··· Available data

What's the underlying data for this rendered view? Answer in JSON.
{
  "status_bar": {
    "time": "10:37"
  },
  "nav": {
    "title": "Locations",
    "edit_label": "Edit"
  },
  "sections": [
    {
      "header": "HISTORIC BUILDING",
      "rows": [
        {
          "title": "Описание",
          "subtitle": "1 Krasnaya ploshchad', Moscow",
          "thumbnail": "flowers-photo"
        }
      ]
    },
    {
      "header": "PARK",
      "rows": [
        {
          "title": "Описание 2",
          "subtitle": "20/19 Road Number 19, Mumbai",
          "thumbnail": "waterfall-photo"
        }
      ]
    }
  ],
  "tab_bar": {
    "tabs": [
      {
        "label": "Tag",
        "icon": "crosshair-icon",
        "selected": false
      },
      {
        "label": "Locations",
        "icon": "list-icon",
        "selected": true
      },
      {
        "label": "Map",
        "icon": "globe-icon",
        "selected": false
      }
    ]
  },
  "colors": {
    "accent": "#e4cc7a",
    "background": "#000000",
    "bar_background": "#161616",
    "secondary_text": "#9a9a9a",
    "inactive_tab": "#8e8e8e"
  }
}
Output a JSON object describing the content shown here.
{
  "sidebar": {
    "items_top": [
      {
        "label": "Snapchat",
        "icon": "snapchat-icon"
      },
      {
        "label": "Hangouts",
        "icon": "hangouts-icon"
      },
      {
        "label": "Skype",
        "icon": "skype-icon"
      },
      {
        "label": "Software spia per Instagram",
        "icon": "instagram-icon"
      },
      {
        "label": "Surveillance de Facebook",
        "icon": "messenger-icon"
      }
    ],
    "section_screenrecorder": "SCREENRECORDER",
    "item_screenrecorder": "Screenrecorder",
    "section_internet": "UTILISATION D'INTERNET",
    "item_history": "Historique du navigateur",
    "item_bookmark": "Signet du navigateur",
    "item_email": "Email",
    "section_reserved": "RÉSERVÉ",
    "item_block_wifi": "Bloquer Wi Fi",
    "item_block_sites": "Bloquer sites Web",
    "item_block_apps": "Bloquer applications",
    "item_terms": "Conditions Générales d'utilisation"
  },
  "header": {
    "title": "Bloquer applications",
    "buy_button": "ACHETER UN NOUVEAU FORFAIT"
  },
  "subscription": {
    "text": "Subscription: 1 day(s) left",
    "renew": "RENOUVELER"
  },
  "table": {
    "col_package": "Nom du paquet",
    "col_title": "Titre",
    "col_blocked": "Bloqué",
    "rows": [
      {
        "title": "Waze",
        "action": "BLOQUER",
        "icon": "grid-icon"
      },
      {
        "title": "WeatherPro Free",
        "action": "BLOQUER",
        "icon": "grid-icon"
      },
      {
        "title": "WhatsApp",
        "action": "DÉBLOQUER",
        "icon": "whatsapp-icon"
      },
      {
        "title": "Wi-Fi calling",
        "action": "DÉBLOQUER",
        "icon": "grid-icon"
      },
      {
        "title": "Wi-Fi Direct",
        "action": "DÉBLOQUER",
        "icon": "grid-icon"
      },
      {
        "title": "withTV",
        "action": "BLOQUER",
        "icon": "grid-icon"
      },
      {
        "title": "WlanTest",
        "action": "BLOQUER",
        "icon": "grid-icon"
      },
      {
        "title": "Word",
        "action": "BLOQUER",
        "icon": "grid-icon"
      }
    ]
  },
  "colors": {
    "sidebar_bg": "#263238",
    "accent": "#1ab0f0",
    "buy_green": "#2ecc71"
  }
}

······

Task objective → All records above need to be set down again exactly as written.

Result →
What's the underlying data for this rendered view? Answer in JSON.
{
  "status_bar": {
    "time": "10:37"
  },
  "nav": {
    "title": "Locations",
    "edit_label": "Edit"
  },
  "sections": [
    {
      "header": "HISTORIC BUILDING",
      "rows": [
        {
          "title": "Описание",
          "subtitle": "1 Krasnaya ploshchad', Moscow",
          "thumbnail": "flowers-photo"
        }
      ]
    },
    {
      "header": "PARK",
      "rows": [
        {
          "title": "Описание 2",
          "subtitle": "20/19 Road Number 19, Mumbai",
          "thumbnail": "waterfall-photo"
        }
      ]
    }
  ],
  "tab_bar": {
    "tabs": [
      {
        "label": "Tag",
        "icon": "crosshair-icon",
        "selected": false
      },
      {
        "label": "Locations",
        "icon": "list-icon",
        "selected": true
      },
      {
        "label": "Map",
        "icon": "globe-icon",
        "selected": false
      }
    ]
  },
  "colors": {
    "accent": "#e4cc7a",
    "background": "#000000",
    "bar_background": "#161616",
    "secondary_text": "#9a9a9a",
    "inactive_tab": "#8e8e8e"
  }
}
Output a JSON object describing the content shown here.
{
  "sidebar": {
    "items_top": [
      {
        "label": "Snapchat",
        "icon": "snapchat-icon"
      },
      {
        "label": "Hangouts",
        "icon": "hangouts-icon"
      },
      {
        "label": "Skype",
        "icon": "skype-icon"
      },
      {
        "label": "Software spia per Instagram",
        "icon": "instagram-icon"
      },
      {
        "label": "Surveillance de Facebook",
        "icon": "messenger-icon"
      }
    ],
    "section_screenrecorder": "SCREENRECORDER",
    "item_screenrecorder": "Screenrecorder",
    "section_internet": "UTILISATION D'INTERNET",
    "item_history": "Historique du navigateur",
    "item_bookmark": "Signet du navigateur",
    "item_email": "Email",
    "section_reserved": "RÉSERVÉ",
    "item_block_wifi": "Bloquer Wi Fi",
    "item_block_sites": "Bloquer sites Web",
    "item_block_apps": "Bloquer applications",
    "item_terms": "Conditions Générales d'utilisation"
  },
  "header": {
    "title": "Bloquer applications",
    "buy_button": "ACHETER UN NOUVEAU FORFAIT"
  },
  "subscription": {
    "text": "Subscription: 1 day(s) left",
    "renew": "RENOUVELER"
  },
  "table": {
    "col_package": "Nom du paquet",
    "col_title": "Titre",
    "col_blocked": "Bloqué",
    "rows": [
      {
        "title": "Waze",
        "action": "BLOQUER",
        "icon": "grid-icon"
      },
      {
        "title": "WeatherPro Free",
        "action": "BLOQUER",
        "icon": "grid-icon"
      },
      {
        "title": "WhatsApp",
        "action": "DÉBLOQUER",
        "icon": "whatsapp-icon"
      },
      {
        "title": "Wi-Fi calling",
        "action": "DÉBLOQUER",
        "icon": "grid-icon"
      },
      {
        "title": "Wi-Fi Direct",
        "action": "DÉBLOQUER",
        "icon": "grid-icon"
      },
      {
        "title": "withTV",
        "action": "BLOQUER",
        "icon": "grid-icon"
      },
      {
        "title": "WlanTest",
        "action": "BLOQUER",
        "icon": "grid-icon"
      },
      {
        "title": "Word",
        "action": "BLOQUER",
        "icon": "grid-icon"
      }
    ]
  },
  "colors": {
    "sidebar_bg": "#263238",
    "accent": "#1ab0f0",
    "buy_green": "#2ecc71"
  }
}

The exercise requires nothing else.